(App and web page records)

#####

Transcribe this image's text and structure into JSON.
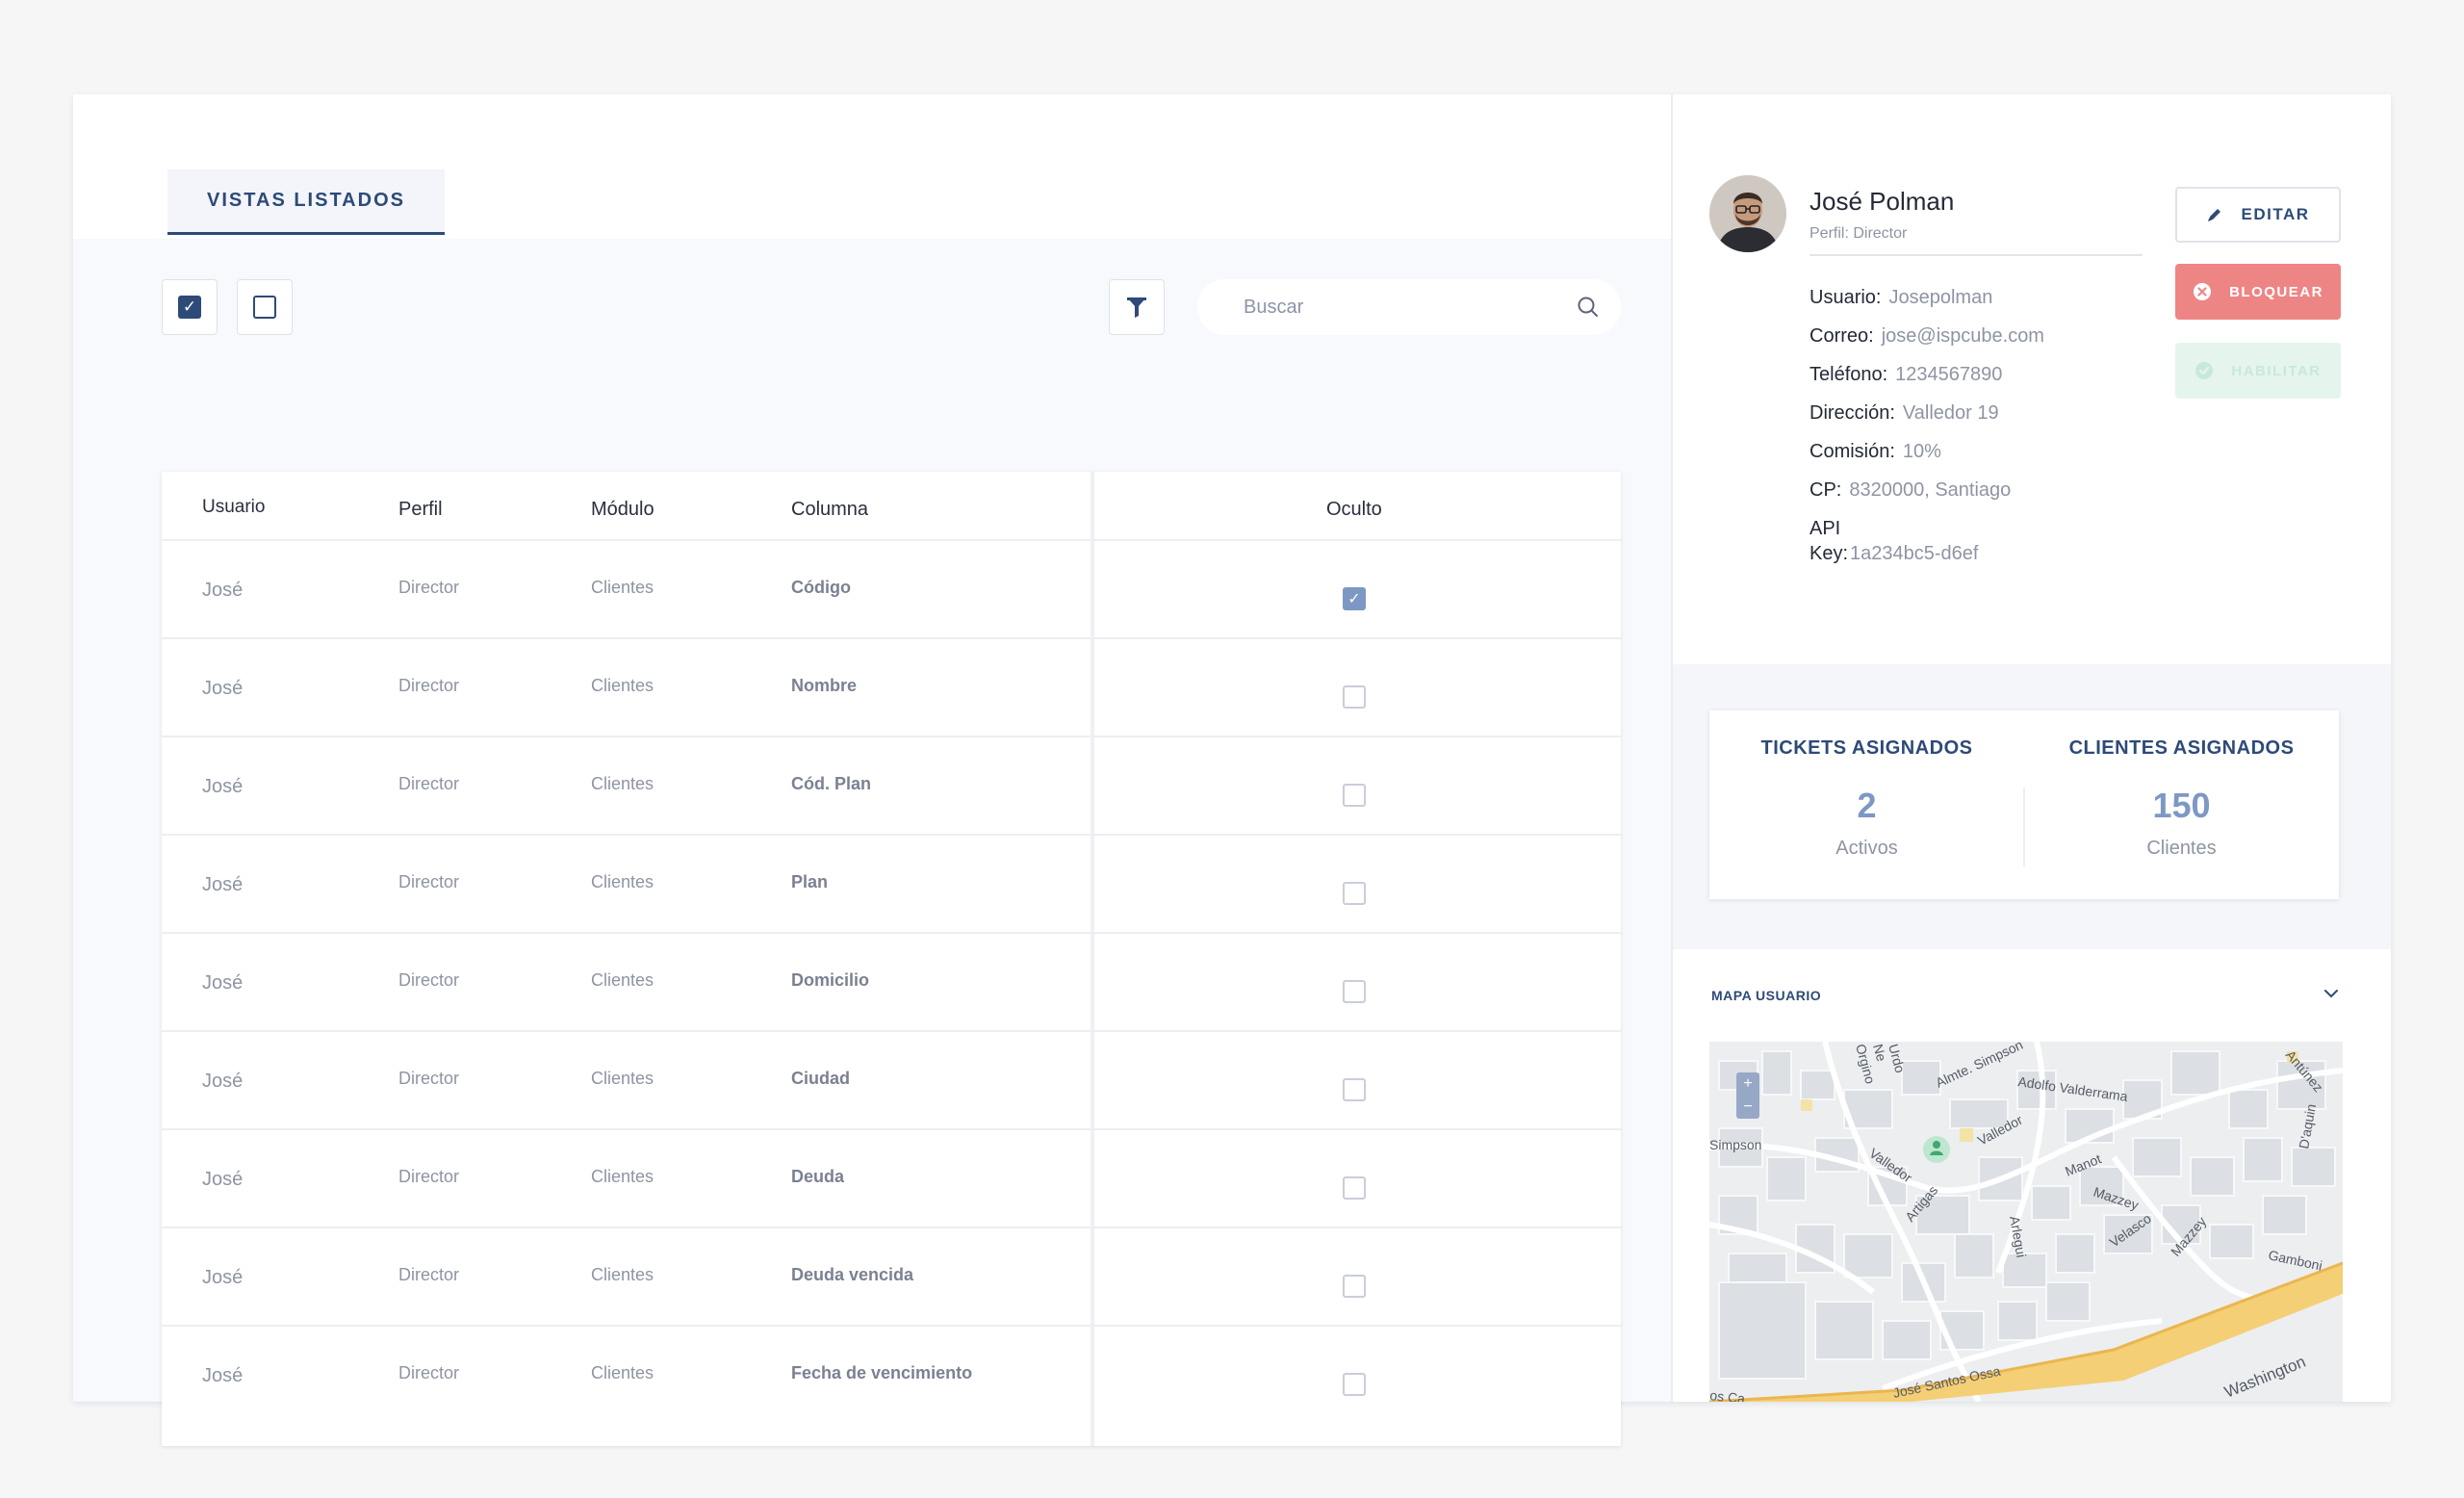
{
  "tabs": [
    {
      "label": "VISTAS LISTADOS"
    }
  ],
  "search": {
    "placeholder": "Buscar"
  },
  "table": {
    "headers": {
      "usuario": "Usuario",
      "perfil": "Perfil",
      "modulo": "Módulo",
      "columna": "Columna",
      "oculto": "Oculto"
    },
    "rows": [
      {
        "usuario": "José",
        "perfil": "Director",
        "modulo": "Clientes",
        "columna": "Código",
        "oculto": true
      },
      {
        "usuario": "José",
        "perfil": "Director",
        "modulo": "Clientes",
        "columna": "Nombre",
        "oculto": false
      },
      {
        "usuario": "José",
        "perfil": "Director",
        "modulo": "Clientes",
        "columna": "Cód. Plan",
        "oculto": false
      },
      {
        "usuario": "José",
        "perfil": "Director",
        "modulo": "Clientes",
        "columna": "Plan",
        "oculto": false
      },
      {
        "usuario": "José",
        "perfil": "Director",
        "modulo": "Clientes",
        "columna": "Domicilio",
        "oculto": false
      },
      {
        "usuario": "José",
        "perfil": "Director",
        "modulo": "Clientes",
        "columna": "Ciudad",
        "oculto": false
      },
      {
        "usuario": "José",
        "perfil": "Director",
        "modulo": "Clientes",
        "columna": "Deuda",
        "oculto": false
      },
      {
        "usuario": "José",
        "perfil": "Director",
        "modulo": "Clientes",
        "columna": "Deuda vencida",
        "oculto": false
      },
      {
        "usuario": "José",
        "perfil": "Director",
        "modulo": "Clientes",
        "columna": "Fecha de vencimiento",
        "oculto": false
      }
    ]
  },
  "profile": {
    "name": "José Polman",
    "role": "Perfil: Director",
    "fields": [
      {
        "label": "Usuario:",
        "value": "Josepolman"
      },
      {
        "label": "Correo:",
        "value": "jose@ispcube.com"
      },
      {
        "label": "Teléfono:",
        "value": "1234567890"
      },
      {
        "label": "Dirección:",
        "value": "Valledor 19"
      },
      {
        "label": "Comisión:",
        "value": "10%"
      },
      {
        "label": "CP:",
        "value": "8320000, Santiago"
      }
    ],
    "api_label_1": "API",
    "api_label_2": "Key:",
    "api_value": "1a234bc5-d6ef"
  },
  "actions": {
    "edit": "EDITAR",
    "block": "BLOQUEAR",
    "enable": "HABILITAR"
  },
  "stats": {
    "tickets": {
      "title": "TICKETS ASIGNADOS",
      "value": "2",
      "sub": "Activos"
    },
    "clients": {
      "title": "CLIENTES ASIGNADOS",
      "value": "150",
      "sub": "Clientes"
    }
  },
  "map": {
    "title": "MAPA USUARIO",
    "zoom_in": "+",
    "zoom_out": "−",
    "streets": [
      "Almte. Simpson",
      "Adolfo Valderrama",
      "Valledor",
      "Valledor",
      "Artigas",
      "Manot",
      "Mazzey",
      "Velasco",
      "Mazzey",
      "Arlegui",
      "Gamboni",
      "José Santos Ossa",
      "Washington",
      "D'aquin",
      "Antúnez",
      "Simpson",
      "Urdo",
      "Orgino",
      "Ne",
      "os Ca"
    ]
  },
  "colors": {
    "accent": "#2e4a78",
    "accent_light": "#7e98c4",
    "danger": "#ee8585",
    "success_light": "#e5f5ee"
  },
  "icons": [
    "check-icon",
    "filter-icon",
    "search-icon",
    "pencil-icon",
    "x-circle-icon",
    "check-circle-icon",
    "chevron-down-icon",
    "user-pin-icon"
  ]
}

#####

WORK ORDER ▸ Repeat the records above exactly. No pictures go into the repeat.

RESULT OF THIS EXERCISE ▸
Transcribe this image's text and structure into JSON.
{
  "tabs": [
    {
      "label": "VISTAS LISTADOS"
    }
  ],
  "search": {
    "placeholder": "Buscar"
  },
  "table": {
    "headers": {
      "usuario": "Usuario",
      "perfil": "Perfil",
      "modulo": "Módulo",
      "columna": "Columna",
      "oculto": "Oculto"
    },
    "rows": [
      {
        "usuario": "José",
        "perfil": "Director",
        "modulo": "Clientes",
        "columna": "Código",
        "oculto": true
      },
      {
        "usuario": "José",
        "perfil": "Director",
        "modulo": "Clientes",
        "columna": "Nombre",
        "oculto": false
      },
      {
        "usuario": "José",
        "perfil": "Director",
        "modulo": "Clientes",
        "columna": "Cód. Plan",
        "oculto": false
      },
      {
        "usuario": "José",
        "perfil": "Director",
        "modulo": "Clientes",
        "columna": "Plan",
        "oculto": false
      },
      {
        "usuario": "José",
        "perfil": "Director",
        "modulo": "Clientes",
        "columna": "Domicilio",
        "oculto": false
      },
      {
        "usuario": "José",
        "perfil": "Director",
        "modulo": "Clientes",
        "columna": "Ciudad",
        "oculto": false
      },
      {
        "usuario": "José",
        "perfil": "Director",
        "modulo": "Clientes",
        "columna": "Deuda",
        "oculto": false
      },
      {
        "usuario": "José",
        "perfil": "Director",
        "modulo": "Clientes",
        "columna": "Deuda vencida",
        "oculto": false
      },
      {
        "usuario": "José",
        "perfil": "Director",
        "modulo": "Clientes",
        "columna": "Fecha de vencimiento",
        "oculto": false
      }
    ]
  },
  "profile": {
    "name": "José Polman",
    "role": "Perfil: Director",
    "fields": [
      {
        "label": "Usuario:",
        "value": "Josepolman"
      },
      {
        "label": "Correo:",
        "value": "jose@ispcube.com"
      },
      {
        "label": "Teléfono:",
        "value": "1234567890"
      },
      {
        "label": "Dirección:",
        "value": "Valledor 19"
      },
      {
        "label": "Comisión:",
        "value": "10%"
      },
      {
        "label": "CP:",
        "value": "8320000, Santiago"
      }
    ],
    "api_label_1": "API",
    "api_label_2": "Key:",
    "api_value": "1a234bc5-d6ef"
  },
  "actions": {
    "edit": "EDITAR",
    "block": "BLOQUEAR",
    "enable": "HABILITAR"
  },
  "stats": {
    "tickets": {
      "title": "TICKETS ASIGNADOS",
      "value": "2",
      "sub": "Activos"
    },
    "clients": {
      "title": "CLIENTES ASIGNADOS",
      "value": "150",
      "sub": "Clientes"
    }
  },
  "map": {
    "title": "MAPA USUARIO",
    "zoom_in": "+",
    "zoom_out": "−",
    "streets": [
      "Almte. Simpson",
      "Adolfo Valderrama",
      "Valledor",
      "Valledor",
      "Artigas",
      "Manot",
      "Mazzey",
      "Velasco",
      "Mazzey",
      "Arlegui",
      "Gamboni",
      "José Santos Ossa",
      "Washington",
      "D'aquin",
      "Antúnez",
      "Simpson",
      "Urdo",
      "Orgino",
      "Ne",
      "os Ca"
    ]
  },
  "colors": {
    "accent": "#2e4a78",
    "accent_light": "#7e98c4",
    "danger": "#ee8585",
    "success_light": "#e5f5ee"
  },
  "icons": [
    "check-icon",
    "filter-icon",
    "search-icon",
    "pencil-icon",
    "x-circle-icon",
    "check-circle-icon",
    "chevron-down-icon",
    "user-pin-icon"
  ]
}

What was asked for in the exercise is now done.